Along the same logic, it is easier to process your feelings for past trauma in therapy than the accumulated cost of not processing your feelings, such as break downs in the body caused by repressed emotional pain or failed relationships.
“What if I let myself feel all the feelings I have stopped over the years and it causes me to have a nervous breakdown?”
Sometimes a client does have more painful feelings on a temporary basis. I can teach ways to help with these feelings. A wise person told me: “You have to feel to heal.” As uncomfortable as these feelings can be, you will learn who you really are and what you really feel. Feeling these feelings brings relief and relaxation. It usually also increases creativity and enjoyment of life.
You are more likely to have a nervous breakdown from keeping your feelings inside you for years and pretending to be someone you are not. In the 1980s, there was a book about grief work titled When Falling Apart Holds You Together. Melissa Dinwiddie, an artist, wrote an article on the blog Tiny Buddha titled, “When things fall apart: Breakdowns can create breakthroughs.” This is so true.
I believe it is easier to process trauma using PTSD therapy than having serious emotional problems the rest of your life that contribute towards chronic conditions like overeating, addictions, fibromyalgia, heart problems, and cancer.
“How long does it take to heal from trauma?”
I wish I could say that with good trauma treatment I could guarantee the trauma will be resolved in 2 years or less. But it all depends on the complexity and the severity of the trauma. The younger the client is, the closer the client is to the person who may have abused him/her, the more frequent the trauma, the more dissociated the client is — the longer the healing process. The techniques I use can quicken the process, but it can still be a long process for some people. In many cases that involve complex, chronic, childhood trauma, it can be a lifelong journey. I want to be realistic so you are not disappointed if you are not cured in a few months. Often people get significant relief in a few months and comfort in knowing they are not alone with their pain from PTSD counseling. It also helps to know that one is making progress rather than spinning one’s wheels with the same negative thoughts, actions and habits.
“What experience, skills, and knowledge do you have to be successful as a trauma treatment therapist?”
- In 2004, I took Level 1 EMDR workshop. I am scheduled to take more comprehensive EMDR training later this year.
- In 2004, I became certified as a Trauma and Loss Specialist with the National Institute for Trauma and Loss in Children.
- For 15 years, I participated in a monthly study group of therapists who did case presentations of clients with dissociation and complex trauma.
- For 29 years, I worked as a therapist for community mental-health clients, most of whom had serious mental illnesses that were related to past trauma.

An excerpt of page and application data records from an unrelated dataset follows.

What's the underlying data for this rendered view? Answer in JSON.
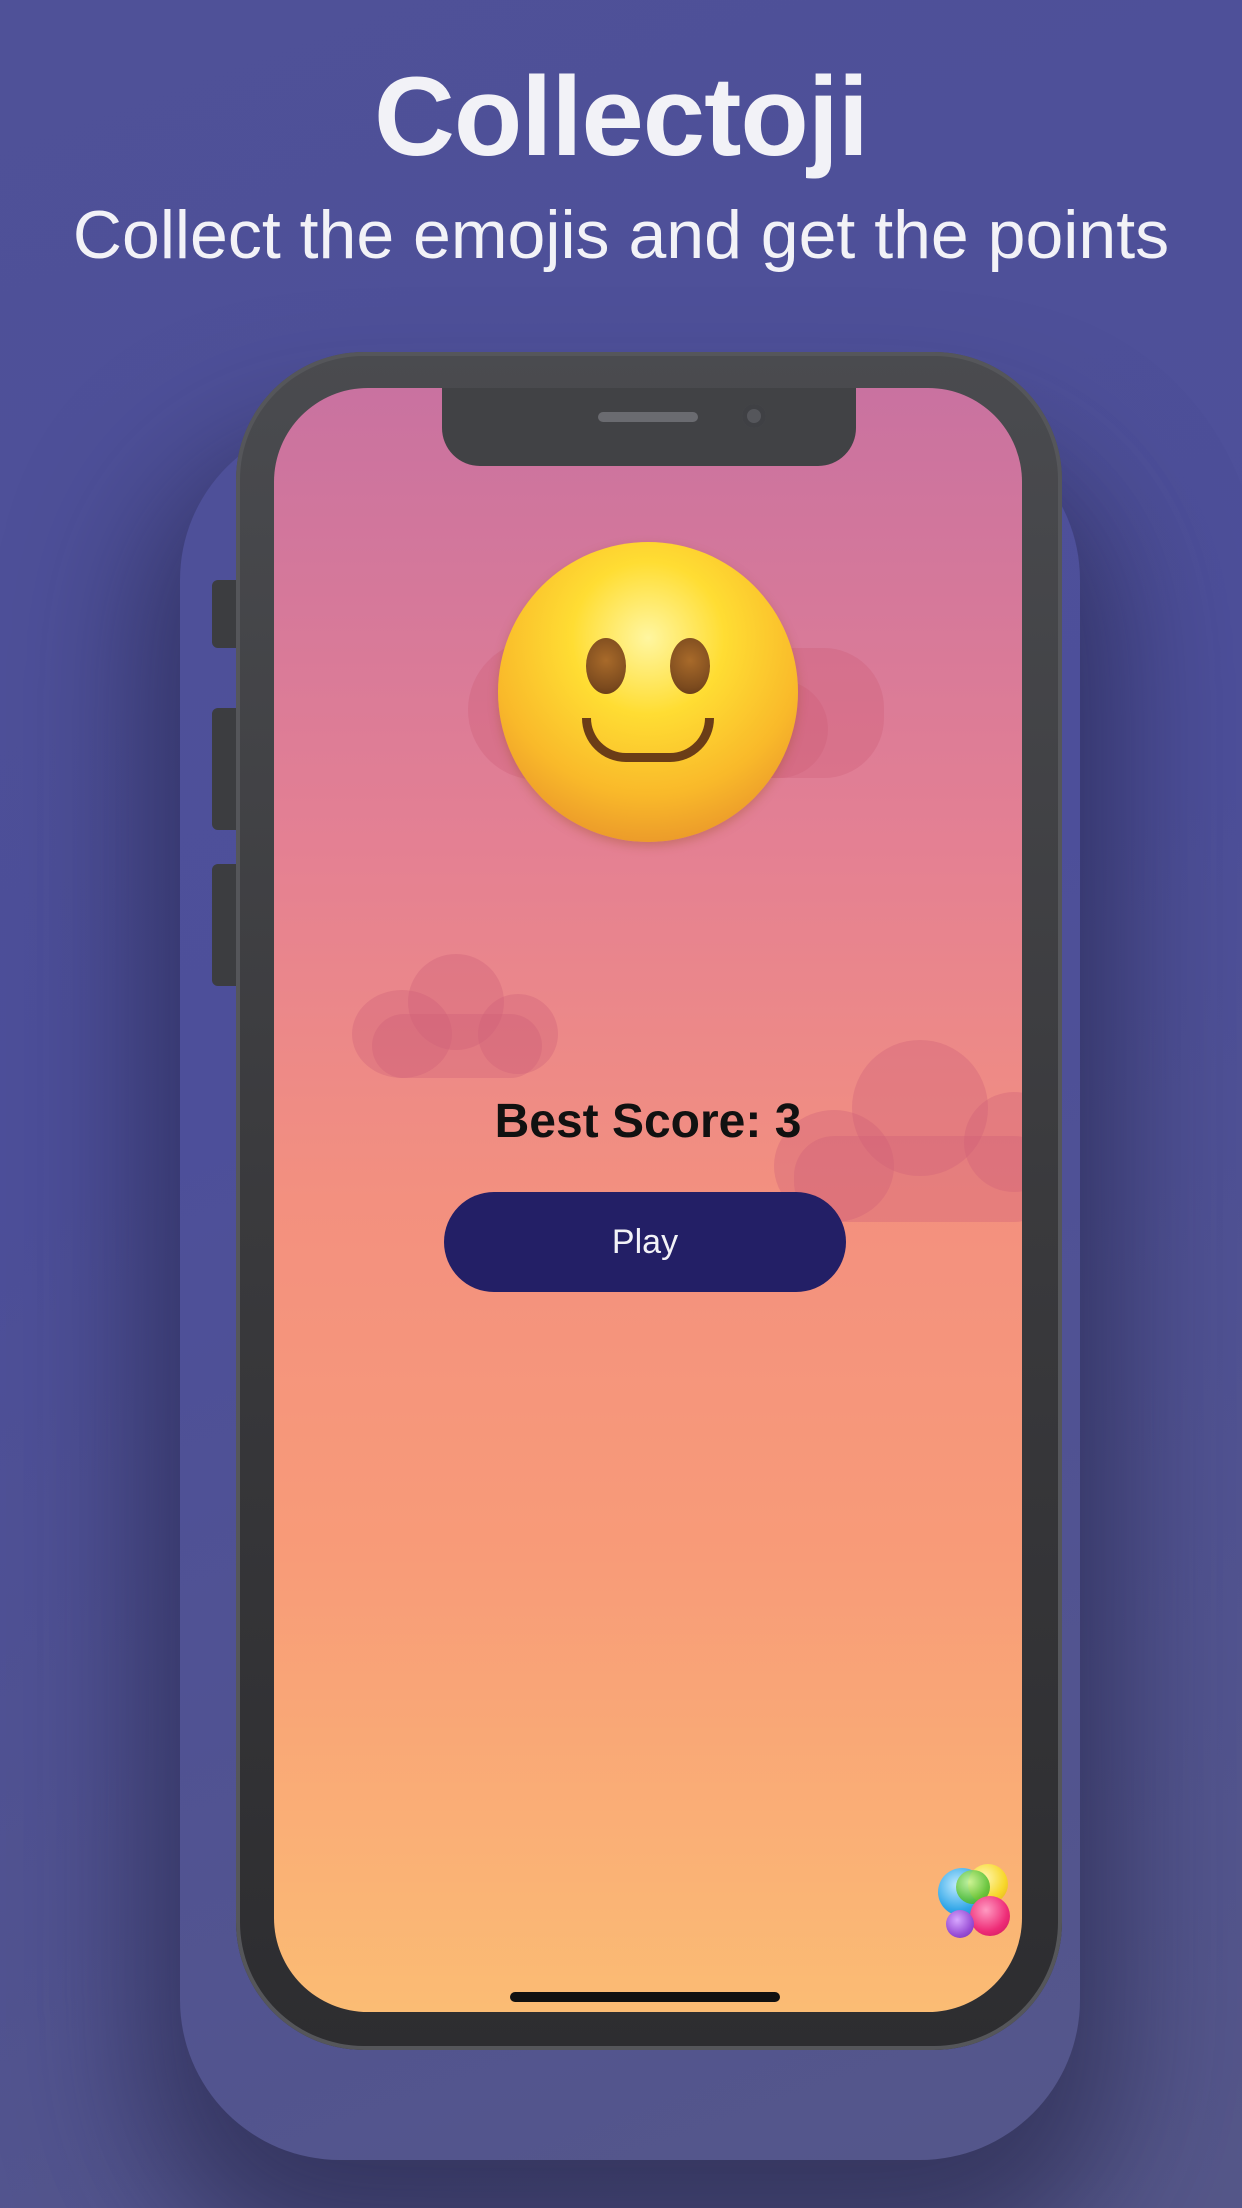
{
  "header": {
    "title": "Collectoji",
    "subtitle": "Collect the emojis and get the points"
  },
  "game": {
    "best_score_text": "Best Score: 3",
    "play_label": "Play",
    "emoji_icon": "slightly-smiling-face-icon",
    "game_center_icon": "game-center-icon"
  },
  "colors": {
    "background": "#4f5198",
    "screen_top": "#c972a0",
    "screen_bottom": "#fbbc74",
    "play_button": "#231f66"
  }
}
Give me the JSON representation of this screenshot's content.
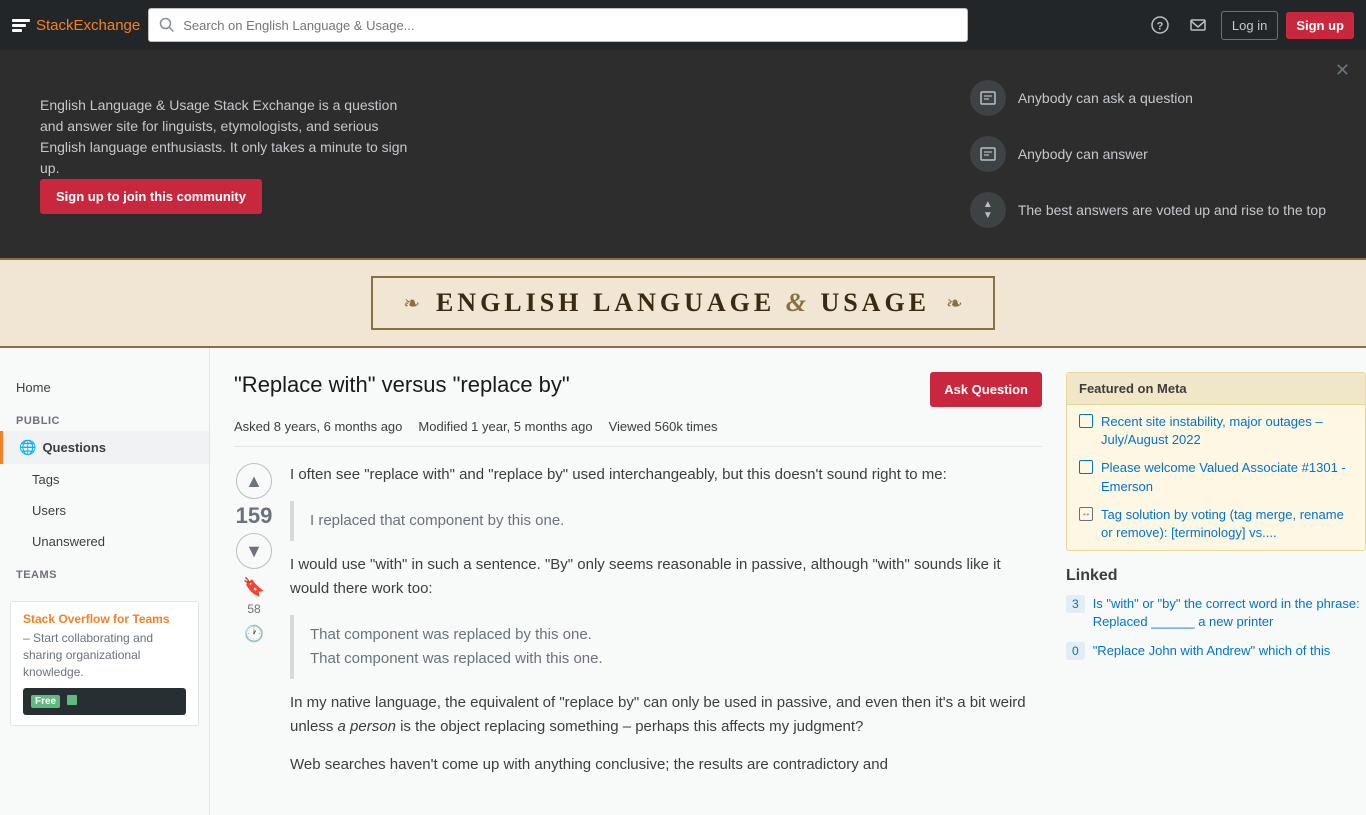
{
  "nav": {
    "logo_text_plain": "Stack",
    "logo_text_accent": "Exchange",
    "search_placeholder": "Search on English Language & Usage...",
    "help_label": "?",
    "login_label": "Log in",
    "signup_label": "Sign up"
  },
  "hero": {
    "description": "English Language & Usage Stack Exchange is a question and answer site for linguists, etymologists, and serious English language enthusiasts. It only takes a minute to sign up.",
    "signup_button": "Sign up to join this community",
    "feature1": "Anybody can ask a question",
    "feature2": "Anybody can answer",
    "feature3": "The best answers are voted up and rise to the top"
  },
  "site_header": {
    "ornament_left": "❧",
    "title_part1": "ENGLISH LANGUAGE",
    "ampersand": "&",
    "title_part2": "USAGE",
    "ornament_right": "❧"
  },
  "sidebar": {
    "home": "Home",
    "public_label": "PUBLIC",
    "questions_label": "Questions",
    "tags_label": "Tags",
    "users_label": "Users",
    "unanswered_label": "Unanswered",
    "teams_label": "TEAMS",
    "teams_title_plain": "Stack Overflow for",
    "teams_title_accent": "Teams",
    "teams_description": "– Start collaborating and sharing organizational knowledge.",
    "teams_cta_label": "Free"
  },
  "question": {
    "title": "\"Replace with\" versus \"replace by\"",
    "ask_button": "Ask Question",
    "asked_label": "Asked",
    "asked_value": "8 years, 6 months ago",
    "modified_label": "Modified",
    "modified_value": "1 year, 5 months ago",
    "viewed_label": "Viewed",
    "viewed_value": "560k times",
    "vote_count": "159",
    "bookmark_count": "58",
    "body_p1": "I often see \"replace with\" and \"replace by\" used interchangeably, but this doesn't sound right to me:",
    "blockquote1": "I replaced that component by this one.",
    "body_p2": "I would use \"with\" in such a sentence. \"By\" only seems reasonable in passive, although \"with\" sounds like it would there work too:",
    "blockquote2_line1": "That component was replaced by this one.",
    "blockquote2_line2": "That component was replaced with this one.",
    "body_p3": "In my native language, the equivalent of \"replace by\" can only be used in passive, and even then it's a bit weird unless a person is the object replacing something – perhaps this affects my judgment?",
    "body_p4": "Web searches haven't come up with anything conclusive; the results are contradictory and"
  },
  "featured_meta": {
    "title": "Featured on Meta",
    "items": [
      {
        "text": "Recent site instability, major outages – July/August 2022",
        "type": "square"
      },
      {
        "text": "Please welcome Valued Associate #1301 - Emerson",
        "type": "square"
      },
      {
        "text": "Tag solution by voting (tag merge, rename or remove): [terminology] vs....",
        "type": "meta"
      }
    ]
  },
  "linked": {
    "title": "Linked",
    "items": [
      {
        "count": "3",
        "text": "Is \"with\" or \"by\" the correct word in the phrase: Replaced ______ a new printer"
      },
      {
        "count": "0",
        "text": "\"Replace John with Andrew\" which of this"
      }
    ]
  }
}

Presently I listen to many podcasts regarding trauma, including AboveAndBeyondTrauma.com, EMDRconsulting.com, and GiftFromWithin.org, as well as interviews on YouTube with authors Patrick Carnes (sex addiction expert), Francine Shapiro (originator and developer of EMDR), Bryon Katie (who developed technique called The Work), Marsha Linehan, (who developed DBT, and educates on how to treat borderline personality disorder), and Melody Beattie (who addresses co-dependence recovery).
The following is a testimony from a colleague/clinical therapist, Kathy Koniak, whom I have known for over 20 years, and whom I worked with for over two years in a community mental health agency: “I can recommend not one of my former colleagues more highly in the areas of compassion and high ethical standards… I have high regard for Ms. Johnson’s assessment skills, therapeutic expertise and wide breadth of treatment experience with children and adults suffering from mental problems.”
If you think you might like to work with me, please call me for a free phone or in person consultation. My phone number is 586-799-2399. Or email me at: firstname.lastname@example.org. I would like to hear from you. The healing of your trauma is important. You deserve to have a brighter future.